BRIEF> Wherever the word "ChatGPT" turns up in a line of the entries, copy that line.

DATA SECTION>
━━━━━━━━━━
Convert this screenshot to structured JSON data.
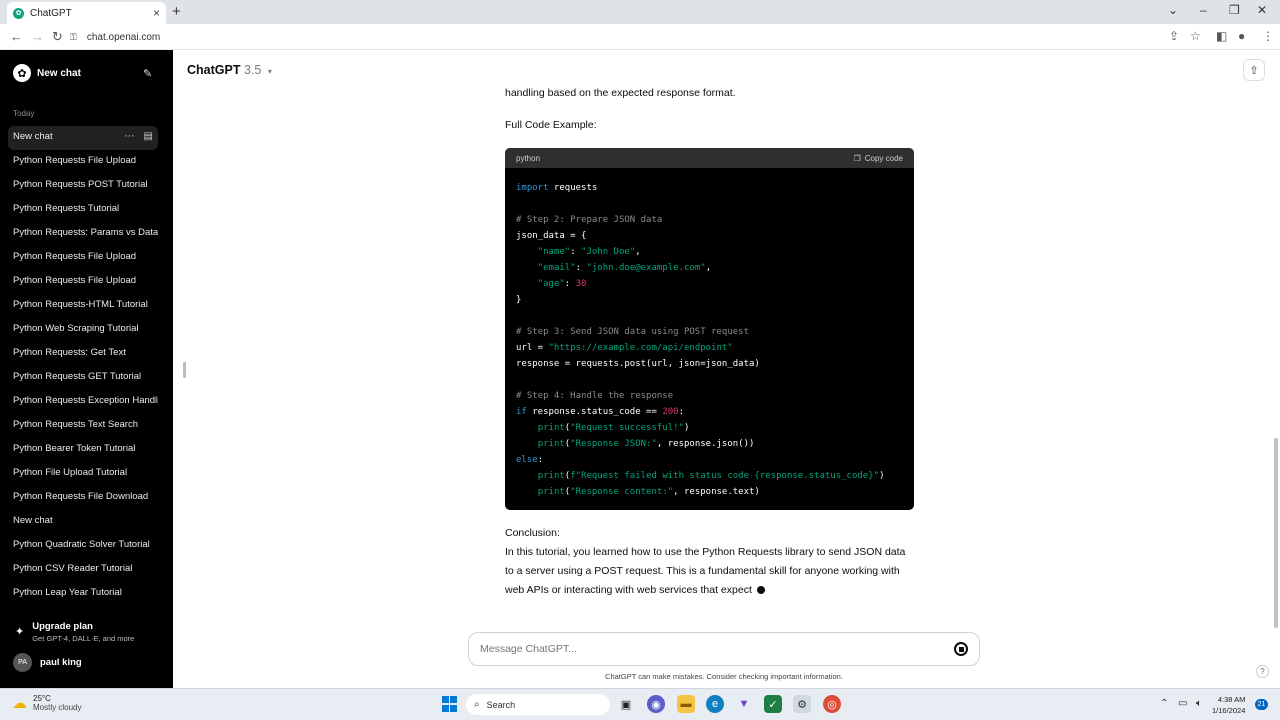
{
  "browser": {
    "tab_title": "ChatGPT",
    "url": "chat.openai.com"
  },
  "sidebar": {
    "new_chat_label": "New chat",
    "section_today": "Today",
    "history": [
      "New chat",
      "Python Requests File Upload",
      "Python Requests POST Tutorial",
      "Python Requests Tutorial",
      "Python Requests: Params vs Data",
      "Python Requests File Upload",
      "Python Requests File Upload",
      "Python Requests-HTML Tutorial",
      "Python Web Scraping Tutorial",
      "Python Requests: Get Text",
      "Python Requests GET Tutorial",
      "Python Requests Exception Handling",
      "Python Requests Text Search",
      "Python Bearer Token Tutorial",
      "Python File Upload Tutorial",
      "Python Requests File Download",
      "New chat",
      "Python Quadratic Solver Tutorial",
      "Python CSV Reader Tutorial",
      "Python Leap Year Tutorial"
    ],
    "upgrade_title": "Upgrade plan",
    "upgrade_subtitle": "Get GPT-4, DALL·E, and more",
    "user_initials": "PA",
    "user_name": "paul king"
  },
  "header": {
    "model_name": "ChatGPT",
    "model_version": "3.5"
  },
  "content": {
    "intro_tail": "handling based on the expected response format.",
    "full_code_label": "Full Code Example:",
    "code_language": "python",
    "copy_label": "Copy code",
    "code_lines": [
      [
        {
          "t": "import",
          "c": "kw"
        },
        {
          "t": " requests",
          "c": ""
        }
      ],
      [],
      [
        {
          "t": "# Step 2: Prepare JSON data",
          "c": "com"
        }
      ],
      [
        {
          "t": "json_data = {",
          "c": ""
        }
      ],
      [
        {
          "t": "    ",
          "c": ""
        },
        {
          "t": "\"name\"",
          "c": "str"
        },
        {
          "t": ": ",
          "c": ""
        },
        {
          "t": "\"John Doe\"",
          "c": "str"
        },
        {
          "t": ",",
          "c": ""
        }
      ],
      [
        {
          "t": "    ",
          "c": ""
        },
        {
          "t": "\"email\"",
          "c": "str"
        },
        {
          "t": ": ",
          "c": ""
        },
        {
          "t": "\"john.doe@example.com\"",
          "c": "str"
        },
        {
          "t": ",",
          "c": ""
        }
      ],
      [
        {
          "t": "    ",
          "c": ""
        },
        {
          "t": "\"age\"",
          "c": "str"
        },
        {
          "t": ": ",
          "c": ""
        },
        {
          "t": "30",
          "c": "num"
        }
      ],
      [
        {
          "t": "}",
          "c": ""
        }
      ],
      [],
      [
        {
          "t": "# Step 3: Send JSON data using POST request",
          "c": "com"
        }
      ],
      [
        {
          "t": "url = ",
          "c": ""
        },
        {
          "t": "\"https://example.com/api/endpoint\"",
          "c": "str"
        }
      ],
      [
        {
          "t": "response = requests.post(url, json=json_data)",
          "c": ""
        }
      ],
      [],
      [
        {
          "t": "# Step 4: Handle the response",
          "c": "com"
        }
      ],
      [
        {
          "t": "if",
          "c": "kw"
        },
        {
          "t": " response.status_code == ",
          "c": ""
        },
        {
          "t": "200",
          "c": "num"
        },
        {
          "t": ":",
          "c": ""
        }
      ],
      [
        {
          "t": "    ",
          "c": ""
        },
        {
          "t": "print",
          "c": "str"
        },
        {
          "t": "(",
          "c": ""
        },
        {
          "t": "\"Request successful!\"",
          "c": "str"
        },
        {
          "t": ")",
          "c": ""
        }
      ],
      [
        {
          "t": "    ",
          "c": ""
        },
        {
          "t": "print",
          "c": "str"
        },
        {
          "t": "(",
          "c": ""
        },
        {
          "t": "\"Response JSON:\"",
          "c": "str"
        },
        {
          "t": ", response.json())",
          "c": ""
        }
      ],
      [
        {
          "t": "else",
          "c": "kw"
        },
        {
          "t": ":",
          "c": ""
        }
      ],
      [
        {
          "t": "    ",
          "c": ""
        },
        {
          "t": "print",
          "c": "str"
        },
        {
          "t": "(",
          "c": ""
        },
        {
          "t": "f\"Request failed with status code {response.status_code}\"",
          "c": "str"
        },
        {
          "t": ")",
          "c": ""
        }
      ],
      [
        {
          "t": "    ",
          "c": ""
        },
        {
          "t": "print",
          "c": "str"
        },
        {
          "t": "(",
          "c": ""
        },
        {
          "t": "\"Response content:\"",
          "c": "str"
        },
        {
          "t": ", response.text)",
          "c": ""
        }
      ]
    ],
    "conclusion_label": "Conclusion:",
    "conclusion_lines": [
      "In this tutorial, you learned how to use the Python Requests library to send JSON data",
      "to a server using a POST request. This is a fundamental skill for anyone working with",
      "web APIs or interacting with web services that expect"
    ]
  },
  "composer": {
    "placeholder": "Message ChatGPT...",
    "disclaimer": "ChatGPT can make mistakes. Consider checking important information."
  },
  "taskbar": {
    "temperature": "25°C",
    "weather": "Mostly cloudy",
    "search_label": "Search",
    "time": "4:38 AM",
    "date": "1/16/2024",
    "notification_count": "21"
  },
  "colors": {
    "sidebar_bg": "#000000",
    "code_bg": "#000000",
    "code_keyword": "#2e95d3",
    "code_string": "#00a67d",
    "code_number": "#df3079",
    "code_comment": "#8a8a8a"
  }
}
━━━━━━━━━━
COMPLETED EXERCISE>
    "tab_title": "ChatGPT",
    "model_name": "ChatGPT",
    "placeholder": "Message ChatGPT...",
    "disclaimer": "ChatGPT can make mistakes. Consider checking important information."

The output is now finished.